By CRAIG MURPHY
Of the Keizertimes
Limited duration no more.
When Kristian Bouvier became Event Center Coordinator for the Keizer Civic Center in January 2014, the future of the job was uncertain.
It was listed as limited duration, in essence needing to prove it was worthy of bringing in more funding in order to become a regular full-time position.
The last two budget cycles, the position stayed as limited duration as revenues continue to hover around the $90,000 a year mark. Keizer Budget Committee members hotly debated the topic, with several questioning the wisdom of continuing to fund such a position.
Two things happened: budget committee members boosted marketing funding for the civic center from $1,000 to $6,000 and the rental arrangements changed in terms of fees, including getting rid of the “Tightwad Tuesday” special deal state agencies were taking advantage of.
The result has been a notable surge in revenue for the civic center. Revenue increased to $115,844 last fiscal year and was at $127,029 as of May 2. By the time the fiscal year ends June 30, revenue for the year is projected to be around $135,000.
Because of that, Bouvier’s position is now full-time with benefits.
City Manager Chris Eppley indicated at last month’s Keizer Long Range Planning Task Force meeting the change would happen.
“I asked it to be funded as a regular position,” Eppley said at the time. “It has been limited duration longer than a limited duration position should be limited duration.”
City Recorder Tracy Davis, who formerly oversaw the civic center and has worked closely with Bouvier, was among those expressing satisfaction at the May 5 budget committee meeting.
“This position has been invaluable,” Davis said. “Kristian Bouvier has done an excellent job bringing events to Keizer. She used the marketing money you generously put in last year’s budget. She also did a study of rental rates to provide equality within the local market. I contribute a lot to Kristian and the marketing we have done.”
Mayor Cathy Clark noted Bouvier works with Davis as well as front desk receptionist Allison Sebem, who took the position when Paula Collins transferred to the Keizer Police Department.
“Absolute kudos to Kristian Bouvier, you and Paula and now Allison,” Clark told Davis.
Davis noted the great relationship extends to the Keizer Heritage Center and JoAnne Beilke as well.
“Kristian and JoAnne work together well,” Davis said. “We have worked in tandem with JoAnne a lot in the last year.”
Clark noted the relationship has indeed benefited all.
“The Keizer Heritage Center has seen a significant increase in revenue,” the mayor said. “They credit the relationship with Kristian and the staff here.”
Councilor Amy Ryan had high praise for the work Bouvier has done.
“I have worked closely with Kristian on several events,” Ryan said. “She’s truly a rock star. We struggled last year with seeing a return on investment. Now we’re in a high growth mode. She’s done an amazing job. She’s gone above and beyond expectations.”
The proposed 2016-17 fiscal year budget, approved by the budget committee and awaiting approval by the Keizer City Council next month, lists a salary of $37,900 for Bouvier’s position – a 19 percent increase from this year – and $20,600 for insurance, a 329 percent increase.
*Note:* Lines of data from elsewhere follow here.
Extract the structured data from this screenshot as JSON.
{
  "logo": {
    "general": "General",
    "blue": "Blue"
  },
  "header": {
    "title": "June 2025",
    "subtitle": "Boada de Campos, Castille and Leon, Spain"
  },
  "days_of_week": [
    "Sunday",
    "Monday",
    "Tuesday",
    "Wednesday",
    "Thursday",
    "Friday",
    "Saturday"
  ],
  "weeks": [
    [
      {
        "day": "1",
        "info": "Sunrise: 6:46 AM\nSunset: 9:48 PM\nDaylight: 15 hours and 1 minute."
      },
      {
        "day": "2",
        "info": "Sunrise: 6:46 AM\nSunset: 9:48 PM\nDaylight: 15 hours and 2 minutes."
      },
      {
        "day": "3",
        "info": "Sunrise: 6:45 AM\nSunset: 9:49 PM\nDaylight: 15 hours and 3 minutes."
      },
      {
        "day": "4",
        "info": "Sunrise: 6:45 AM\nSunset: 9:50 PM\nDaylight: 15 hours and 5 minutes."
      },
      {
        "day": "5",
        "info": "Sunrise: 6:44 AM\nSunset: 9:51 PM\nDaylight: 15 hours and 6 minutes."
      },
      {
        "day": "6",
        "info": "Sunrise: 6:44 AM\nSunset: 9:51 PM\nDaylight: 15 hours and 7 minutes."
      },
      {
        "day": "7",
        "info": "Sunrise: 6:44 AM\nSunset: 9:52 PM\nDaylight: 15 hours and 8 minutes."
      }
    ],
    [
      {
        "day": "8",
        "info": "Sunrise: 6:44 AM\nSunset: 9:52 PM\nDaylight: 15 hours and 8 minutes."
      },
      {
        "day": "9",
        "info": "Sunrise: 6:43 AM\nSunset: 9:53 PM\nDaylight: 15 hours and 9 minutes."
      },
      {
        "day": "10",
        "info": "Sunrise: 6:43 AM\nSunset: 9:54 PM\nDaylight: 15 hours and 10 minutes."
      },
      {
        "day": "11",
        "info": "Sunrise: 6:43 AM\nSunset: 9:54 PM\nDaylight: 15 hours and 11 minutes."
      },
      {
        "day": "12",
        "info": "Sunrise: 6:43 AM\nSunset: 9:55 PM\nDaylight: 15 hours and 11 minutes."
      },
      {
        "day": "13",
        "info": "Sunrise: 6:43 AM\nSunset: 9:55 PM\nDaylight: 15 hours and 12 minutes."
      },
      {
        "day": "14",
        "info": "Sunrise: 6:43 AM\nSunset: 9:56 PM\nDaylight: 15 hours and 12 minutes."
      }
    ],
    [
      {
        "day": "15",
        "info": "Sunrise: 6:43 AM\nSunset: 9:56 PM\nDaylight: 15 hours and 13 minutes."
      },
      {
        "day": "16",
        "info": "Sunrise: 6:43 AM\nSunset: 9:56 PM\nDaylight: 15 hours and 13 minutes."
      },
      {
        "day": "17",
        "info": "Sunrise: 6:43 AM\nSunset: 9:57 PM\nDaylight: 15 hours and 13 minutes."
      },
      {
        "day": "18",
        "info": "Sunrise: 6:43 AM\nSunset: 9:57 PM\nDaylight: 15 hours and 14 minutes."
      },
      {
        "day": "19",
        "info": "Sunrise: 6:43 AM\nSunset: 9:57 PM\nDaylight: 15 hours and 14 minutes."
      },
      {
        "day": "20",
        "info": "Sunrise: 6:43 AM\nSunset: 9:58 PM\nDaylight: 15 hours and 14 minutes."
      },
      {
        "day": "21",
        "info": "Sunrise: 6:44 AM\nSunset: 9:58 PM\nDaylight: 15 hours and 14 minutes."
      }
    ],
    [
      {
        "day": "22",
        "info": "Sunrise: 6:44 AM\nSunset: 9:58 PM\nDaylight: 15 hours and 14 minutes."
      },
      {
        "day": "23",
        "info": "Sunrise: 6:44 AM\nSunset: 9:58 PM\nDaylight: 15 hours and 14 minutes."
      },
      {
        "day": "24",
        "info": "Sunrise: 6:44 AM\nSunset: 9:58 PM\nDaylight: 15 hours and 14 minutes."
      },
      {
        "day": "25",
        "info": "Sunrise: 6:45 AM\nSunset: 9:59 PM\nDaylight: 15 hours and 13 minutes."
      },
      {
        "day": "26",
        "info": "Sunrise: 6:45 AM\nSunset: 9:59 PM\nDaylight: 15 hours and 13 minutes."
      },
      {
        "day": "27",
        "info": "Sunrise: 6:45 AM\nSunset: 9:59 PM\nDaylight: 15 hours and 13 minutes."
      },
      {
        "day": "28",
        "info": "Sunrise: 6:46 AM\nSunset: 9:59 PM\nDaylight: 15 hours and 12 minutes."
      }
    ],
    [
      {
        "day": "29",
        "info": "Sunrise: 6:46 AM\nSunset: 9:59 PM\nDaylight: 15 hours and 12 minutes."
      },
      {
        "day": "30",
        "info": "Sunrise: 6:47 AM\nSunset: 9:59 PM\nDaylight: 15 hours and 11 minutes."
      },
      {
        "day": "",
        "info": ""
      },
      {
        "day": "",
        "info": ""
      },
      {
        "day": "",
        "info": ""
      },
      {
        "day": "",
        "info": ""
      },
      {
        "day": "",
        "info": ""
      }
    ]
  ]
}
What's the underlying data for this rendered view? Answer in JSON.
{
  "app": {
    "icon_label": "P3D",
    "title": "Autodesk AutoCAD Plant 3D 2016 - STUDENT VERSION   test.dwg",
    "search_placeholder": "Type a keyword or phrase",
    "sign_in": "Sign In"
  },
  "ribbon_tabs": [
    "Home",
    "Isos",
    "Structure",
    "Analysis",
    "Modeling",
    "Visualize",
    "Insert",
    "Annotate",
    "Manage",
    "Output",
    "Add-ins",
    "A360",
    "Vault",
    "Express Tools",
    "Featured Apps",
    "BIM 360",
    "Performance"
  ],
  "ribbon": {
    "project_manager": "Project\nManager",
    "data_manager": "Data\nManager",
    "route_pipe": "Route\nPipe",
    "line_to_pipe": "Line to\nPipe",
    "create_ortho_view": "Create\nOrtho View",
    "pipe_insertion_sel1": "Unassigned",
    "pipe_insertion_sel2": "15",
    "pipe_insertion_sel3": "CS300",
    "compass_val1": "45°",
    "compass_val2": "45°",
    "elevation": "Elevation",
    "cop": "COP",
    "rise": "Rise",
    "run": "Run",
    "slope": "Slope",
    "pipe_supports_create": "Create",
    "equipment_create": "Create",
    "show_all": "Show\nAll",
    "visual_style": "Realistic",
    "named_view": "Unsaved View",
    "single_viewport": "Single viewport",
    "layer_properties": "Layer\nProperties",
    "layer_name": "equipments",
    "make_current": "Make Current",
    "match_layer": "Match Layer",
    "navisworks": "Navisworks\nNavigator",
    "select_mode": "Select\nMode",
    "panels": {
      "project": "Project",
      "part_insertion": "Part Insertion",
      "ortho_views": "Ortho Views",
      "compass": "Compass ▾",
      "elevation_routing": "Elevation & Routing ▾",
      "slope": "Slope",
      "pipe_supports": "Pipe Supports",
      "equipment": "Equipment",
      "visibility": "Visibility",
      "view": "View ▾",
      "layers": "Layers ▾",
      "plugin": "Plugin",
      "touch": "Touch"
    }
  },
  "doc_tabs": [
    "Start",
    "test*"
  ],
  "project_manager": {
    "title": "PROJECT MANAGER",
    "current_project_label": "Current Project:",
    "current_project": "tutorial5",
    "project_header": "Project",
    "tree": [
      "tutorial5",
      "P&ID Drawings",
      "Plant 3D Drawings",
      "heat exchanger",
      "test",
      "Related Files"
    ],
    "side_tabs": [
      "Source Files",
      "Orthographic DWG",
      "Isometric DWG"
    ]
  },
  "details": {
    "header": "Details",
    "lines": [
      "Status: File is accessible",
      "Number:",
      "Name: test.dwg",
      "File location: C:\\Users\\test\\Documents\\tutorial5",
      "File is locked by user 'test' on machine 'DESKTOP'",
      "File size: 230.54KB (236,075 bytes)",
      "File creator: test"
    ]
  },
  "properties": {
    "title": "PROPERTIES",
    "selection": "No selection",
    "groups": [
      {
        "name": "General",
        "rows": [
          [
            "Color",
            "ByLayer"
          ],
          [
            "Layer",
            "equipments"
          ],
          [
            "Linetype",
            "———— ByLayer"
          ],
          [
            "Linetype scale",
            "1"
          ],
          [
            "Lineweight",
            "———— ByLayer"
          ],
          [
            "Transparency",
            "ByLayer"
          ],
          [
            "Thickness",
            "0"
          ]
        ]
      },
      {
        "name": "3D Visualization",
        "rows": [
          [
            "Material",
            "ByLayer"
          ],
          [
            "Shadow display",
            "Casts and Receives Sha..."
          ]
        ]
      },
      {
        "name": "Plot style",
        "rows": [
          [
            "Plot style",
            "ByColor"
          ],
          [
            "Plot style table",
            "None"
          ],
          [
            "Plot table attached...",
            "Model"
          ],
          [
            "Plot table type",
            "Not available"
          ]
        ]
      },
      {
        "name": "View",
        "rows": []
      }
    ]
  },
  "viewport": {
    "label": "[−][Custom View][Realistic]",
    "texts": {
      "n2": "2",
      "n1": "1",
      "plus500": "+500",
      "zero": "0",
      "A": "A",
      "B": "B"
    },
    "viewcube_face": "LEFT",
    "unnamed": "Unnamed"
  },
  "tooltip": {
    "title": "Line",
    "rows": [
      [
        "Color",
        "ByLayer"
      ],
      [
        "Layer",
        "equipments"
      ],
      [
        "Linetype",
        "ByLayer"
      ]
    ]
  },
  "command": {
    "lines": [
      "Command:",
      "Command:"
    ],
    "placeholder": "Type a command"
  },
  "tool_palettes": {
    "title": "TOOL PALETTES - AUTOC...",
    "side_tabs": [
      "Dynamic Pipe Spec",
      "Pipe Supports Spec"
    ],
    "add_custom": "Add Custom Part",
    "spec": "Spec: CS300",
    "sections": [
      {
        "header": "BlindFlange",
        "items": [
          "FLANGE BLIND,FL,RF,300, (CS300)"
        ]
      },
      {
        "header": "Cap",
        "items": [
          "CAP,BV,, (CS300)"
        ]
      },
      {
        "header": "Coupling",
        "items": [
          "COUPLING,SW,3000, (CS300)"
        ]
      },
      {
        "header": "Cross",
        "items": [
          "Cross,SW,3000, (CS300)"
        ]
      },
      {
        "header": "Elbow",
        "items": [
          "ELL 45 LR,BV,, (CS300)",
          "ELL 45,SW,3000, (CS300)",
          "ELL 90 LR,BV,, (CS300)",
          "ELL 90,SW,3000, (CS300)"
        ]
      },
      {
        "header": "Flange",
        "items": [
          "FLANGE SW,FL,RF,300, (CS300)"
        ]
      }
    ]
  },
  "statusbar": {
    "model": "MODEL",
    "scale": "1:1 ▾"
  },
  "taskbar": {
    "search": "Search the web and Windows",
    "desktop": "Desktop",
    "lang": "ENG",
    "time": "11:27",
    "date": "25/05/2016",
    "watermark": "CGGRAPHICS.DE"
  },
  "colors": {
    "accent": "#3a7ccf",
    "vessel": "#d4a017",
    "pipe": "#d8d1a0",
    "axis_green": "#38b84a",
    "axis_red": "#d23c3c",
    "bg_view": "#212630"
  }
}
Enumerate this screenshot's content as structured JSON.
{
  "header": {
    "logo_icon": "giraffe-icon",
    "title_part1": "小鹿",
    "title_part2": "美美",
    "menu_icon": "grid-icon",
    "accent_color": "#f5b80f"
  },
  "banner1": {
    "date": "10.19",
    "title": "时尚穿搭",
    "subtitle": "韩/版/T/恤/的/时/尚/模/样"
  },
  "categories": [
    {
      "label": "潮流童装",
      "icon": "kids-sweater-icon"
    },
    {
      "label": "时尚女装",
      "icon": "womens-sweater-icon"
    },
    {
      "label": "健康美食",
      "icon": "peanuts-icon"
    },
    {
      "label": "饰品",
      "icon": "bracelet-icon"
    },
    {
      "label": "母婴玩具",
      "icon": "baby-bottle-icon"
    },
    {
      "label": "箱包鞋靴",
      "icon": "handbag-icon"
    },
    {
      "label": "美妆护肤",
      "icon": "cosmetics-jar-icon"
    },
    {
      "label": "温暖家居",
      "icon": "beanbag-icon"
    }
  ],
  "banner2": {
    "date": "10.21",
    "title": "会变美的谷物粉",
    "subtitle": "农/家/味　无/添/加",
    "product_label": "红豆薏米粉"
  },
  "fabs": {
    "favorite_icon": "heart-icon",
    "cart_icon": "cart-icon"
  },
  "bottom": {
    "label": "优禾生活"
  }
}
The insurance figure caught the eye of several budget committee members.
“The insurance going up, is that by bringing in the full-time employee?” Ron Bersin asked.
Machell DePina, Human Resources director for Keizer, said that was the case. In the past, the city paid a flat stipend of $4,800 a year.
Finance director Tim Wood said the figure is correct.
“This is the flat rate of everyone,” Wood said. “We are spending quite a bit (on insurance).”
DePina said the city pays either 90 or 95 percent of employee insurance costs, depending on classification.
“The number does continue to go up each year,” DePina said.